What you have to do
Give every line of the data again, exactly.

Material for the task
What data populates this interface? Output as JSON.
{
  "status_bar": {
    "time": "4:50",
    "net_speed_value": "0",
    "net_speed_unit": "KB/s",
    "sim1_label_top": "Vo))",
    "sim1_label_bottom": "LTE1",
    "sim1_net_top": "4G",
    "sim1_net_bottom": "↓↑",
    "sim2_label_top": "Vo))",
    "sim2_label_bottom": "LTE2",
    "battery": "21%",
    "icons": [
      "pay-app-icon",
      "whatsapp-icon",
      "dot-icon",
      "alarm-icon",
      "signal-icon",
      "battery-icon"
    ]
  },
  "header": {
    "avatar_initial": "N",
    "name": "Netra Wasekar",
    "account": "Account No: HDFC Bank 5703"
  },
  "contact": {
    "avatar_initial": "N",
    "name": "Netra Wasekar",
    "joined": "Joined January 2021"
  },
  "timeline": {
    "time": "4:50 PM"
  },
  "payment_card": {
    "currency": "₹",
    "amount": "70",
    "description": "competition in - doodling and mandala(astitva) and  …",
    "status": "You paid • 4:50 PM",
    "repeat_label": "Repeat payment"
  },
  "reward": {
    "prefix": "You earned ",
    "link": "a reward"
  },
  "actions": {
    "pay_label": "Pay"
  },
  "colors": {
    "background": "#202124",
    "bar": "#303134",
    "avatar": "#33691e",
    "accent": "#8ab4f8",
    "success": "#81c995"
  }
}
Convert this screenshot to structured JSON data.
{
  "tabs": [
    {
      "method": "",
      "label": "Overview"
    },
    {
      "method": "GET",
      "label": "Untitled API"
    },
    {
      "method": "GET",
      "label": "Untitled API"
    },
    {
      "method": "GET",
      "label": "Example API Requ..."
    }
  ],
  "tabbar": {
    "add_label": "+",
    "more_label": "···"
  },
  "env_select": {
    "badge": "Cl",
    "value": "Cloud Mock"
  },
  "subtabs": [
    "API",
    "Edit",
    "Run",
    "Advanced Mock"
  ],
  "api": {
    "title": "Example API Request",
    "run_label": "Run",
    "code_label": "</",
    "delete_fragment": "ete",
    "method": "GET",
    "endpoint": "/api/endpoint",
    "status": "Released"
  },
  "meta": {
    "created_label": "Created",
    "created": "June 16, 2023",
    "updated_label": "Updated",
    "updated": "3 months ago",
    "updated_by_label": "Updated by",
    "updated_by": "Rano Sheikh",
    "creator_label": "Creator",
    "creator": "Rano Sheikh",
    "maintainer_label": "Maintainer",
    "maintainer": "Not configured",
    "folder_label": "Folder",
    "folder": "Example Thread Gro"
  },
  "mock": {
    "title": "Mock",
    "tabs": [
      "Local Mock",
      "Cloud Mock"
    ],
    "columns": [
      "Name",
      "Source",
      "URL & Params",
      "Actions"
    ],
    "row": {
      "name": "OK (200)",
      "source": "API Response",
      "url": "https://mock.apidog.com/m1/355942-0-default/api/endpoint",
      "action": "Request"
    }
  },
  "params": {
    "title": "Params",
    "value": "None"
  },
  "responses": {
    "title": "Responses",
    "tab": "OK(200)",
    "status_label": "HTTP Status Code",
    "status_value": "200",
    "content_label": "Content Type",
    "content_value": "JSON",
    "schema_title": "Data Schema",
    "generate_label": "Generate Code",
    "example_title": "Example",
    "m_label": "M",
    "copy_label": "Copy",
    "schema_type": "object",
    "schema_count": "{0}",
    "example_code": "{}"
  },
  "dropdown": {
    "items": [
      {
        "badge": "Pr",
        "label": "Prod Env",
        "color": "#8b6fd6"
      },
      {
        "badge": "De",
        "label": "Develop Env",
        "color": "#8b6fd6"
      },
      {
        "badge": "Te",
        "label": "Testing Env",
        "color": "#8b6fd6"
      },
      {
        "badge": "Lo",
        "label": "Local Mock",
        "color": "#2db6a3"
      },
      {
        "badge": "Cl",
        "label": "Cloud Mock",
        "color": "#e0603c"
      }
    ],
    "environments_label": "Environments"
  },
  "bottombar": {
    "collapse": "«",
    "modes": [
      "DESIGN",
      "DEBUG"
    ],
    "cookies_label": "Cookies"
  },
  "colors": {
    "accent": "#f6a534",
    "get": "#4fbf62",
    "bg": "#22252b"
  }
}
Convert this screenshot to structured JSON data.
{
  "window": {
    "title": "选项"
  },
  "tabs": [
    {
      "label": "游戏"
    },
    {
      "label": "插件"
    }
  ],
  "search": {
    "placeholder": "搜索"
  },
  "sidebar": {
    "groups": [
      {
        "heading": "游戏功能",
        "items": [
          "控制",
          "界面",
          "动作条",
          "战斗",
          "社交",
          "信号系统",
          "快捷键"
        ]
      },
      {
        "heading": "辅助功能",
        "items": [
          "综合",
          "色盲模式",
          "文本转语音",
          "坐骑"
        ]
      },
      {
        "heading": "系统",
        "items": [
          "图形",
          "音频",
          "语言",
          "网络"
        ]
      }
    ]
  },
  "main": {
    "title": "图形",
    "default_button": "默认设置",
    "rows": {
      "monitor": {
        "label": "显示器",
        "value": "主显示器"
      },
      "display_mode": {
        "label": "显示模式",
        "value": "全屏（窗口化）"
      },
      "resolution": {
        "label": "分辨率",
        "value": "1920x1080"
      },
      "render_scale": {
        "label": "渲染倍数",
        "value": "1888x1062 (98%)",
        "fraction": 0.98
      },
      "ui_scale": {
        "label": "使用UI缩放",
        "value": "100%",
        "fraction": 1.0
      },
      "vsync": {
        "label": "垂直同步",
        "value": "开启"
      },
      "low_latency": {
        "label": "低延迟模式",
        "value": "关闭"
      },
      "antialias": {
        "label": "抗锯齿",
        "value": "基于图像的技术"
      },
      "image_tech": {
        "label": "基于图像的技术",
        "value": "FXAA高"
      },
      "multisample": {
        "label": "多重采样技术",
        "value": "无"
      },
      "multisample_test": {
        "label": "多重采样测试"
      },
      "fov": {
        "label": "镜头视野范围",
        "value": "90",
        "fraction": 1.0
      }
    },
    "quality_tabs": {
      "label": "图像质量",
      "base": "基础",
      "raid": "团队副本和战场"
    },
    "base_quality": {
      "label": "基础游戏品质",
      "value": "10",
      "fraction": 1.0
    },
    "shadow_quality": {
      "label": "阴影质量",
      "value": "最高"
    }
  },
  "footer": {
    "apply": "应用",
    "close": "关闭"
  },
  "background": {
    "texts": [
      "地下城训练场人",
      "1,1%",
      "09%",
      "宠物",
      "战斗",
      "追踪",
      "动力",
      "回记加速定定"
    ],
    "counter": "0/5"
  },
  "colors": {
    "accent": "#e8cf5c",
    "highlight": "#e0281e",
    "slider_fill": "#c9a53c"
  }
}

Completed exercise
What data populates this interface? Output as JSON.
{
  "status_bar": {
    "time": "4:50",
    "net_speed_value": "0",
    "net_speed_unit": "KB/s",
    "sim1_label_top": "Vo))",
    "sim1_label_bottom": "LTE1",
    "sim1_net_top": "4G",
    "sim1_net_bottom": "↓↑",
    "sim2_label_top": "Vo))",
    "sim2_label_bottom": "LTE2",
    "battery": "21%",
    "icons": [
      "pay-app-icon",
      "whatsapp-icon",
      "dot-icon",
      "alarm-icon",
      "signal-icon",
      "battery-icon"
    ]
  },
  "header": {
    "avatar_initial": "N",
    "name": "Netra Wasekar",
    "account": "Account No: HDFC Bank 5703"
  },
  "contact": {
    "avatar_initial": "N",
    "name": "Netra Wasekar",
    "joined": "Joined January 2021"
  },
  "timeline": {
    "time": "4:50 PM"
  },
  "payment_card": {
    "currency": "₹",
    "amount": "70",
    "description": "competition in - doodling and mandala(astitva) and  …",
    "status": "You paid • 4:50 PM",
    "repeat_label": "Repeat payment"
  },
  "reward": {
    "prefix": "You earned ",
    "link": "a reward"
  },
  "actions": {
    "pay_label": "Pay"
  },
  "colors": {
    "background": "#202124",
    "bar": "#303134",
    "avatar": "#33691e",
    "accent": "#8ab4f8",
    "success": "#81c995"
  }
}
Convert this screenshot to structured JSON data.
{
  "tabs": [
    {
      "method": "",
      "label": "Overview"
    },
    {
      "method": "GET",
      "label": "Untitled API"
    },
    {
      "method": "GET",
      "label": "Untitled API"
    },
    {
      "method": "GET",
      "label": "Example API Requ..."
    }
  ],
  "tabbar": {
    "add_label": "+",
    "more_label": "···"
  },
  "env_select": {
    "badge": "Cl",
    "value": "Cloud Mock"
  },
  "subtabs": [
    "API",
    "Edit",
    "Run",
    "Advanced Mock"
  ],
  "api": {
    "title": "Example API Request",
    "run_label": "Run",
    "code_label": "</",
    "delete_fragment": "ete",
    "method": "GET",
    "endpoint": "/api/endpoint",
    "status": "Released"
  },
  "meta": {
    "created_label": "Created",
    "created": "June 16, 2023",
    "updated_label": "Updated",
    "updated": "3 months ago",
    "updated_by_label": "Updated by",
    "updated_by": "Rano Sheikh",
    "creator_label": "Creator",
    "creator": "Rano Sheikh",
    "maintainer_label": "Maintainer",
    "maintainer": "Not configured",
    "folder_label": "Folder",
    "folder": "Example Thread Gro"
  },
  "mock": {
    "title": "Mock",
    "tabs": [
      "Local Mock",
      "Cloud Mock"
    ],
    "columns": [
      "Name",
      "Source",
      "URL & Params",
      "Actions"
    ],
    "row": {
      "name": "OK (200)",
      "source": "API Response",
      "url": "https://mock.apidog.com/m1/355942-0-default/api/endpoint",
      "action": "Request"
    }
  },
  "params": {
    "title": "Params",
    "value": "None"
  },
  "responses": {
    "title": "Responses",
    "tab": "OK(200)",
    "status_label": "HTTP Status Code",
    "status_value": "200",
    "content_label": "Content Type",
    "content_value": "JSON",
    "schema_title": "Data Schema",
    "generate_label": "Generate Code",
    "example_title": "Example",
    "m_label": "M",
    "copy_label": "Copy",
    "schema_type": "object",
    "schema_count": "{0}",
    "example_code": "{}"
  },
  "dropdown": {
    "items": [
      {
        "badge": "Pr",
        "label": "Prod Env",
        "color": "#8b6fd6"
      },
      {
        "badge": "De",
        "label": "Develop Env",
        "color": "#8b6fd6"
      },
      {
        "badge": "Te",
        "label": "Testing Env",
        "color": "#8b6fd6"
      },
      {
        "badge": "Lo",
        "label": "Local Mock",
        "color": "#2db6a3"
      },
      {
        "badge": "Cl",
        "label": "Cloud Mock",
        "color": "#e0603c"
      }
    ],
    "environments_label": "Environments"
  },
  "bottombar": {
    "collapse": "«",
    "modes": [
      "DESIGN",
      "DEBUG"
    ],
    "cookies_label": "Cookies"
  },
  "colors": {
    "accent": "#f6a534",
    "get": "#4fbf62",
    "bg": "#22252b"
  }
}
Convert this screenshot to structured JSON data.
{
  "window": {
    "title": "选项"
  },
  "tabs": [
    {
      "label": "游戏"
    },
    {
      "label": "插件"
    }
  ],
  "search": {
    "placeholder": "搜索"
  },
  "sidebar": {
    "groups": [
      {
        "heading": "游戏功能",
        "items": [
          "控制",
          "界面",
          "动作条",
          "战斗",
          "社交",
          "信号系统",
          "快捷键"
        ]
      },
      {
        "heading": "辅助功能",
        "items": [
          "综合",
          "色盲模式",
          "文本转语音",
          "坐骑"
        ]
      },
      {
        "heading": "系统",
        "items": [
          "图形",
          "音频",
          "语言",
          "网络"
        ]
      }
    ]
  },
  "main": {
    "title": "图形",
    "default_button": "默认设置",
    "rows": {
      "monitor": {
        "label": "显示器",
        "value": "主显示器"
      },
      "display_mode": {
        "label": "显示模式",
        "value": "全屏（窗口化）"
      },
      "resolution": {
        "label": "分辨率",
        "value": "1920x1080"
      },
      "render_scale": {
        "label": "渲染倍数",
        "value": "1888x1062 (98%)",
        "fraction": 0.98
      },
      "ui_scale": {
        "label": "使用UI缩放",
        "value": "100%",
        "fraction": 1.0
      },
      "vsync": {
        "label": "垂直同步",
        "value": "开启"
      },
      "low_latency": {
        "label": "低延迟模式",
        "value": "关闭"
      },
      "antialias": {
        "label": "抗锯齿",
        "value": "基于图像的技术"
      },
      "image_tech": {
        "label": "基于图像的技术",
        "value": "FXAA高"
      },
      "multisample": {
        "label": "多重采样技术",
        "value": "无"
      },
      "multisample_test": {
        "label": "多重采样测试"
      },
      "fov": {
        "label": "镜头视野范围",
        "value": "90",
        "fraction": 1.0
      }
    },
    "quality_tabs": {
      "label": "图像质量",
      "base": "基础",
      "raid": "团队副本和战场"
    },
    "base_quality": {
      "label": "基础游戏品质",
      "value": "10",
      "fraction": 1.0
    },
    "shadow_quality": {
      "label": "阴影质量",
      "value": "最高"
    }
  },
  "footer": {
    "apply": "应用",
    "close": "关闭"
  },
  "background": {
    "texts": [
      "地下城训练场人",
      "1,1%",
      "09%",
      "宠物",
      "战斗",
      "追踪",
      "动力",
      "回记加速定定"
    ],
    "counter": "0/5"
  },
  "colors": {
    "accent": "#e8cf5c",
    "highlight": "#e0281e",
    "slider_fill": "#c9a53c"
  }
}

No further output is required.